* WORK ORDER *
Repeat every line of the material below exactly.
PROVIDED RECORDS below:
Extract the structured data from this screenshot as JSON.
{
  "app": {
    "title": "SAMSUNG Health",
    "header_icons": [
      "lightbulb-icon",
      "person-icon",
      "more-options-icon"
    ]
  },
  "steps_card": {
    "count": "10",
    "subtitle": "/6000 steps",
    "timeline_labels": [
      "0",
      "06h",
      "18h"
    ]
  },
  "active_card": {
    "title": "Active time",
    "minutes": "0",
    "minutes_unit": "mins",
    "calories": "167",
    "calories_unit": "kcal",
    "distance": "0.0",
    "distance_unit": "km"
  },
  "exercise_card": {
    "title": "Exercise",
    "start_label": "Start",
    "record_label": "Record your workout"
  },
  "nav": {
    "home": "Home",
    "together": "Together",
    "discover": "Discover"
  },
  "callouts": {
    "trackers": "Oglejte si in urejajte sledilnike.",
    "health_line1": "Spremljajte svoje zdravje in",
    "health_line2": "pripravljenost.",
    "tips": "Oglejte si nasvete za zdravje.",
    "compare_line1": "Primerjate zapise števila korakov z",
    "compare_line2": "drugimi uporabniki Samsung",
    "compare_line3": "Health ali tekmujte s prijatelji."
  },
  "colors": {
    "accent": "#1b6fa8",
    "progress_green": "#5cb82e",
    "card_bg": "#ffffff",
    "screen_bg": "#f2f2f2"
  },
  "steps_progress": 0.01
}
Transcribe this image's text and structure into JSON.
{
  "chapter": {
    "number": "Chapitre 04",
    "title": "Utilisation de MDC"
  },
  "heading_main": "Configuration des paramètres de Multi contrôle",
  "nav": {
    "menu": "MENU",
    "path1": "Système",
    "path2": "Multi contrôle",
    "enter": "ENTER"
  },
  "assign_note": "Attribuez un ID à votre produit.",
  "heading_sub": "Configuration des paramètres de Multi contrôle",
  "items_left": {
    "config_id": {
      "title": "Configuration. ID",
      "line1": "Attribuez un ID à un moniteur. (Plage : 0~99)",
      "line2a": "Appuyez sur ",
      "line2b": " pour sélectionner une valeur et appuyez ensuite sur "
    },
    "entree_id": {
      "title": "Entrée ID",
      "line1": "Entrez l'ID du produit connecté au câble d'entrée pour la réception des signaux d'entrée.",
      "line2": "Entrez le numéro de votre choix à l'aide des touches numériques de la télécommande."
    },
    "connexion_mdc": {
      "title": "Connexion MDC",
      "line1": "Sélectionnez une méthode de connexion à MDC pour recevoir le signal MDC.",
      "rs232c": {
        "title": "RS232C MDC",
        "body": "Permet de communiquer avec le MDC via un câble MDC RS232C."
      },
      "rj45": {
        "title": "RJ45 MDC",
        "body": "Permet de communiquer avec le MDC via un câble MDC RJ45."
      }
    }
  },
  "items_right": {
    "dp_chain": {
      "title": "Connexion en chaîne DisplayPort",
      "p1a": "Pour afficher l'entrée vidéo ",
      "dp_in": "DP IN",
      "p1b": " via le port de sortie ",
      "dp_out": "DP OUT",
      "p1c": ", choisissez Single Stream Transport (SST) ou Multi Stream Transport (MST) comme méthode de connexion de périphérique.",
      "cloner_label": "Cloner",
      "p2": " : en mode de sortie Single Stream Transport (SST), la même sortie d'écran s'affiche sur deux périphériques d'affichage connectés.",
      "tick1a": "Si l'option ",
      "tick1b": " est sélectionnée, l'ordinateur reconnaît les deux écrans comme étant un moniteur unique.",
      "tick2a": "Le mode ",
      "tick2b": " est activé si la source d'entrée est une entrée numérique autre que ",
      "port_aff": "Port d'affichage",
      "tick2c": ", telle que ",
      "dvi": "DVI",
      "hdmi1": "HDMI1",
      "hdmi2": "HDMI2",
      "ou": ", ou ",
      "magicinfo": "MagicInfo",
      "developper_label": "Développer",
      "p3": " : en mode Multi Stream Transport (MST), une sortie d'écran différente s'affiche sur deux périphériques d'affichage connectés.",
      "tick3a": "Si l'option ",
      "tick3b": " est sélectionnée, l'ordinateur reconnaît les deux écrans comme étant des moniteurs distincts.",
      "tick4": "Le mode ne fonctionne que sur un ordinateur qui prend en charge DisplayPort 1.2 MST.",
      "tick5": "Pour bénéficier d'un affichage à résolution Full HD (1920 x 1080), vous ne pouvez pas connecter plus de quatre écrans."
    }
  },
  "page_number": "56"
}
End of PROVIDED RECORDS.
* RESULT OF THIS EXERCISE *
Extract the structured data from this screenshot as JSON.
{
  "app": {
    "title": "SAMSUNG Health",
    "header_icons": [
      "lightbulb-icon",
      "person-icon",
      "more-options-icon"
    ]
  },
  "steps_card": {
    "count": "10",
    "subtitle": "/6000 steps",
    "timeline_labels": [
      "0",
      "06h",
      "18h"
    ]
  },
  "active_card": {
    "title": "Active time",
    "minutes": "0",
    "minutes_unit": "mins",
    "calories": "167",
    "calories_unit": "kcal",
    "distance": "0.0",
    "distance_unit": "km"
  },
  "exercise_card": {
    "title": "Exercise",
    "start_label": "Start",
    "record_label": "Record your workout"
  },
  "nav": {
    "home": "Home",
    "together": "Together",
    "discover": "Discover"
  },
  "callouts": {
    "trackers": "Oglejte si in urejajte sledilnike.",
    "health_line1": "Spremljajte svoje zdravje in",
    "health_line2": "pripravljenost.",
    "tips": "Oglejte si nasvete za zdravje.",
    "compare_line1": "Primerjate zapise števila korakov z",
    "compare_line2": "drugimi uporabniki Samsung",
    "compare_line3": "Health ali tekmujte s prijatelji."
  },
  "colors": {
    "accent": "#1b6fa8",
    "progress_green": "#5cb82e",
    "card_bg": "#ffffff",
    "screen_bg": "#f2f2f2"
  },
  "steps_progress": 0.01
}
Transcribe this image's text and structure into JSON.
{
  "chapter": {
    "number": "Chapitre 04",
    "title": "Utilisation de MDC"
  },
  "heading_main": "Configuration des paramètres de Multi contrôle",
  "nav": {
    "menu": "MENU",
    "path1": "Système",
    "path2": "Multi contrôle",
    "enter": "ENTER"
  },
  "assign_note": "Attribuez un ID à votre produit.",
  "heading_sub": "Configuration des paramètres de Multi contrôle",
  "items_left": {
    "config_id": {
      "title": "Configuration. ID",
      "line1": "Attribuez un ID à un moniteur. (Plage : 0~99)",
      "line2a": "Appuyez sur ",
      "line2b": " pour sélectionner une valeur et appuyez ensuite sur "
    },
    "entree_id": {
      "title": "Entrée ID",
      "line1": "Entrez l'ID du produit connecté au câble d'entrée pour la réception des signaux d'entrée.",
      "line2": "Entrez le numéro de votre choix à l'aide des touches numériques de la télécommande."
    },
    "connexion_mdc": {
      "title": "Connexion MDC",
      "line1": "Sélectionnez une méthode de connexion à MDC pour recevoir le signal MDC.",
      "rs232c": {
        "title": "RS232C MDC",
        "body": "Permet de communiquer avec le MDC via un câble MDC RS232C."
      },
      "rj45": {
        "title": "RJ45 MDC",
        "body": "Permet de communiquer avec le MDC via un câble MDC RJ45."
      }
    }
  },
  "items_right": {
    "dp_chain": {
      "title": "Connexion en chaîne DisplayPort",
      "p1a": "Pour afficher l'entrée vidéo ",
      "dp_in": "DP IN",
      "p1b": " via le port de sortie ",
      "dp_out": "DP OUT",
      "p1c": ", choisissez Single Stream Transport (SST) ou Multi Stream Transport (MST) comme méthode de connexion de périphérique.",
      "cloner_label": "Cloner",
      "p2": " : en mode de sortie Single Stream Transport (SST), la même sortie d'écran s'affiche sur deux périphériques d'affichage connectés.",
      "tick1a": "Si l'option ",
      "tick1b": " est sélectionnée, l'ordinateur reconnaît les deux écrans comme étant un moniteur unique.",
      "tick2a": "Le mode ",
      "tick2b": " est activé si la source d'entrée est une entrée numérique autre que ",
      "port_aff": "Port d'affichage",
      "tick2c": ", telle que ",
      "dvi": "DVI",
      "hdmi1": "HDMI1",
      "hdmi2": "HDMI2",
      "ou": ", ou ",
      "magicinfo": "MagicInfo",
      "developper_label": "Développer",
      "p3": " : en mode Multi Stream Transport (MST), une sortie d'écran différente s'affiche sur deux périphériques d'affichage connectés.",
      "tick3a": "Si l'option ",
      "tick3b": " est sélectionnée, l'ordinateur reconnaît les deux écrans comme étant des moniteurs distincts.",
      "tick4": "Le mode ne fonctionne que sur un ordinateur qui prend en charge DisplayPort 1.2 MST.",
      "tick5": "Pour bénéficier d'un affichage à résolution Full HD (1920 x 1080), vous ne pouvez pas connecter plus de quatre écrans."
    }
  },
  "page_number": "56"
}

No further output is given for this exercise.